According to our trading desk, the market has already priced in a scenario close to the one we expect. And as we have highlighted previously, the economic impact associated with this type of monetary stimulus is likely to be quite modest. As evidence, we have cited results from a large-scale macroeconometric model maintained by Former Fed Governor Larry Meyer. For the past several decades, economists have recognized that such models are not particularly accurate when it comes to making short-term forecasts, but they are very useful for playing "What if?" games. Meyer's model is widely used in private and public policymaking circles for such simulations. Meyer estimated that a $2 trillion asset purchase program would 1) lower Treasury yields by 50bp, 2) increase GDP growth by 0.3pp in 2011 and 0.4pp in 2012, 3) lower the unemployment rate by 0.3pp by the end of 2011 and 0.5pp by the end of 2012. However, Meyer admits that these may be "high-end estimates" because they don't take into account the unique nature of the current credit environment and the potential blockage of some of the normal transmission channels. Moreover, a relatively high probability of a resumption of asset purchases is already priced into the market, and thus a full 50bp response in Treasuries seems unlikely. In sum, there is good reason to believe that the pass-through benefits to the economy associated with a modest decline in Treasury yields will be quite limited.
Finally, what will be the long-run impact on inflation? There are several channels through which asset purchases could ultimately influence inflation. The most obvious would be if we are wrong about the economic impact and the program ultimately proves to be effective in stimulating growth - either in the US or globally - causing the economy to overheat before the Fed can unwind the stimulus. Also, there could be an impact on inflation arising from a significant elevation in inflation expectations. There has been a meaningful rise in market-based measures of inflation expectations in recent weeks as speculation regarding the resumption of Fed asset purchases has become more widespread. The Fed's actions could stir up some inflation via a decline in the dollar, but the trade-weighted value of the dollar stands about where it did at the start of the year, and many other countries appear to be engaged in policies aimed at achieving a competitive devaluation (or as former Fed and Treasury senior staffer Ted Truman terms it, "a competitive nonappreciation"). So it is hard to see the dollar moving enough to trigger a meaningful impact on domestic inflation.

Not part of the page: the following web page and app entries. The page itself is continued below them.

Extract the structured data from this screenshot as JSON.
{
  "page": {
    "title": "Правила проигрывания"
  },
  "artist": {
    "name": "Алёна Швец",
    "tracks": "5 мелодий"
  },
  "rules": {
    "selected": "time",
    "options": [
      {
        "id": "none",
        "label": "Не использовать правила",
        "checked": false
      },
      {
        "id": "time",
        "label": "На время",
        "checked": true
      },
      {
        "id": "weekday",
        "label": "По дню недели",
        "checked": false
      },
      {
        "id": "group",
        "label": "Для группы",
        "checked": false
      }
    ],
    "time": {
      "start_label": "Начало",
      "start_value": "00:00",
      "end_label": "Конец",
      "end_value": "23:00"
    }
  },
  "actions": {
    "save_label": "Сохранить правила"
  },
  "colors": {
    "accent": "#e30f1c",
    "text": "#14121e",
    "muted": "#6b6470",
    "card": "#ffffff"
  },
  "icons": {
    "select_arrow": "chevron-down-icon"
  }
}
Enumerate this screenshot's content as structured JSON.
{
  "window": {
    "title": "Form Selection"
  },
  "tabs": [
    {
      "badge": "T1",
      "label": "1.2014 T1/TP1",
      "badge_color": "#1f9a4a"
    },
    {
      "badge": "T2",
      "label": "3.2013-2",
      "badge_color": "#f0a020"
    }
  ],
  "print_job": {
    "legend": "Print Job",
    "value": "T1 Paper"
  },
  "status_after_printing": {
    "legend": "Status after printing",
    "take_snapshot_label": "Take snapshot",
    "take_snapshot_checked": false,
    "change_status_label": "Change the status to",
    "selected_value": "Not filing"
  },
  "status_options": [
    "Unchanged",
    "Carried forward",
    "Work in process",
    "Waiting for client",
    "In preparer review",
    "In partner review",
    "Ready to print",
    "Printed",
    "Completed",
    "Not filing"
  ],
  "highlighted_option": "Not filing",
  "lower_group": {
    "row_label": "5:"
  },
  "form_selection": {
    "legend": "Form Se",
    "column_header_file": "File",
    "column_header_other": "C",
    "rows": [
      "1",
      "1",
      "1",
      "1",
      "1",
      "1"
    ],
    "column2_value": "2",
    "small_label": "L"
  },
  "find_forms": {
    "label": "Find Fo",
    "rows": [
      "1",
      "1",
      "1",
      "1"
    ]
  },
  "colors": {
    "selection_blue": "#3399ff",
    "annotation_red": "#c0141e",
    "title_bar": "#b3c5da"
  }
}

The financial markets actually seem to be overly focused on what we consider some of the least likely transmission channels - namely, money supply and debt monetization. To date, the so-called money multiplier (the ratio of a monetary aggregate, such as M-2, to the monetary base) has declined by about the same amount that the monetary base has risen, leaving the money supply little changed by the expansion of the Fed's balance sheet. This reflects the fact that almost all of the excess bank reserves created by the Fed's balance sheet expansion have wound up being held in bank reserve accounts at the Fed (earning 25bp). Even a hard-core monetarist should not fear inflationary consequences from this type of balance sheet expansion until the money multiplier begins to normalize. Similarly, the debt monetization channel seems a little hazy. The Fed always monetizes a share of Treasury borrowing, and the current level of monetization is unusually low. Even $1 trillion of buying over the next year would leave the Fed's holdings of Treasuries within the historical range